── DATASET RECORDS ──

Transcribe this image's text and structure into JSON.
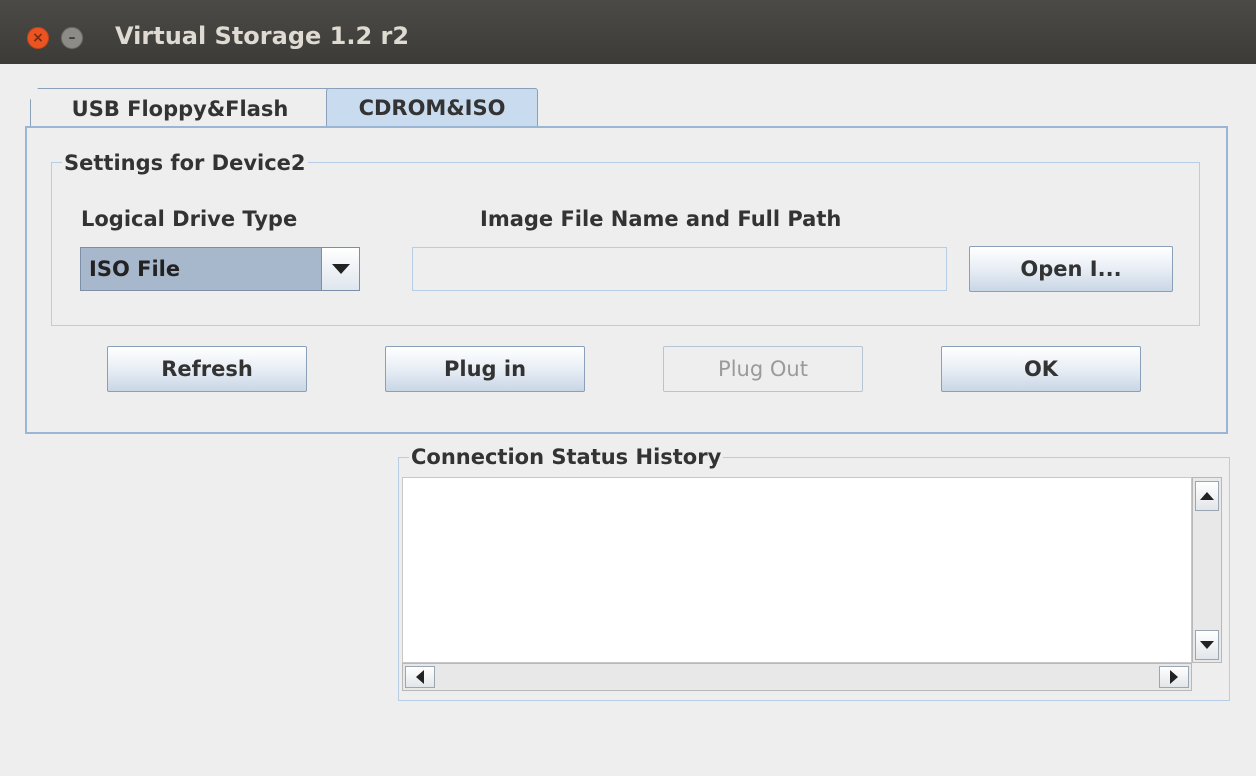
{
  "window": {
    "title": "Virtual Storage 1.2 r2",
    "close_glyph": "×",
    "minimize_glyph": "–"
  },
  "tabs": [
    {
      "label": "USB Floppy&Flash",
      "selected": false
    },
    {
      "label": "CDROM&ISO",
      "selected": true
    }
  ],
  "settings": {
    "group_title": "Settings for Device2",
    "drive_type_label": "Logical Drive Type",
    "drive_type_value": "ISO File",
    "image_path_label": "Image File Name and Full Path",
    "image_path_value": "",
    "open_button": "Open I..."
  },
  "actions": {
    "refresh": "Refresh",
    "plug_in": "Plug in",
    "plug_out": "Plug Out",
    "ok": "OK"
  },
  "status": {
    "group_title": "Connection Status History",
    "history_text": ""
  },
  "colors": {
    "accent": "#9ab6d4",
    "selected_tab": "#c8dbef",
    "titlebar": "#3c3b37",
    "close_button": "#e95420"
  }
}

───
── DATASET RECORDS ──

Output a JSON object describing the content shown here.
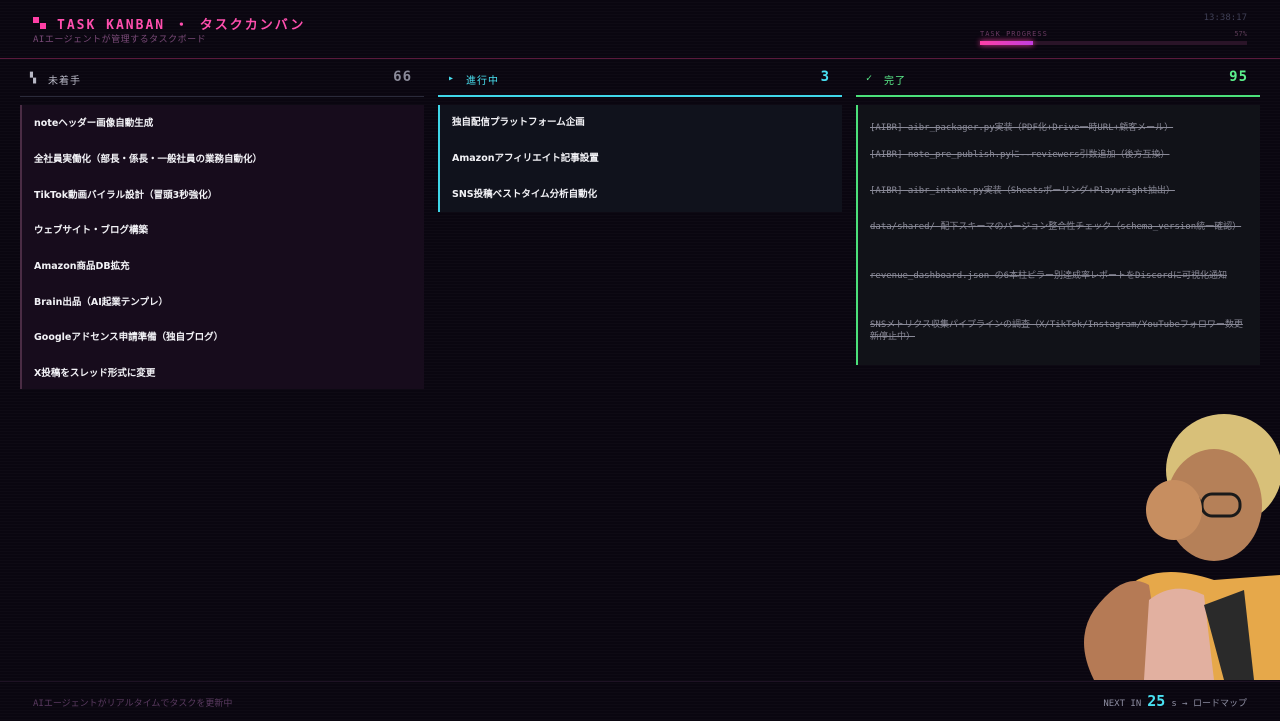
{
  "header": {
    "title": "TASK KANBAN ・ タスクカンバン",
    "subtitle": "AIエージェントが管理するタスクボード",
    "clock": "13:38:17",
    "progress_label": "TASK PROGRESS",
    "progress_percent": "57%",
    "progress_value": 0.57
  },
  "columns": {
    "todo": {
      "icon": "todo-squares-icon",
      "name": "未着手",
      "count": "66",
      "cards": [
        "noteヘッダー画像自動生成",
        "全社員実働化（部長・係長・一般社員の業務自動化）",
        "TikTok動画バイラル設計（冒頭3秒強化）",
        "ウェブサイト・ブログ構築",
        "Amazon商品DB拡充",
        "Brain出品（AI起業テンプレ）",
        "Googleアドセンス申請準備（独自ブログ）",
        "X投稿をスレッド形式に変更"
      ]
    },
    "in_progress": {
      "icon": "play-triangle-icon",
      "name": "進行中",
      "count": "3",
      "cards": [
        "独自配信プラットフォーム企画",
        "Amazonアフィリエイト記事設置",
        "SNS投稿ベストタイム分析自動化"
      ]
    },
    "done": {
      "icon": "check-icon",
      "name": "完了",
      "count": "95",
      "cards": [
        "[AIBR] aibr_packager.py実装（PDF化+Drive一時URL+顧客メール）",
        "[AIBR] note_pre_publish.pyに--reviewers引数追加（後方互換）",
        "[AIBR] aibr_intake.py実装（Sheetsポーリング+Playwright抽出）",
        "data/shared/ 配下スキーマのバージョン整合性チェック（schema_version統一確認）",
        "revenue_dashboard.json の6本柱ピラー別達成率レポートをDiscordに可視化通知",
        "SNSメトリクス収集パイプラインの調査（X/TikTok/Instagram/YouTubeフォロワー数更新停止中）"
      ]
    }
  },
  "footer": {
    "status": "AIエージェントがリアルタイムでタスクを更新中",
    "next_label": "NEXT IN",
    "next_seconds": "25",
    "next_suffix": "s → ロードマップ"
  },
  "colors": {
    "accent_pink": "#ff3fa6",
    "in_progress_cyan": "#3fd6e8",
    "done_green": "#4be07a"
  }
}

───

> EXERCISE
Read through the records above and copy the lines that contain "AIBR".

> RESPONSE BELOW
        "[AIBR] aibr_packager.py実装（PDF化+Drive一時URL+顧客メール）",
        "[AIBR] note_pre_publish.pyに--reviewers引数追加（後方互換）",
        "[AIBR] aibr_intake.py実装（Sheetsポーリング+Playwright抽出）",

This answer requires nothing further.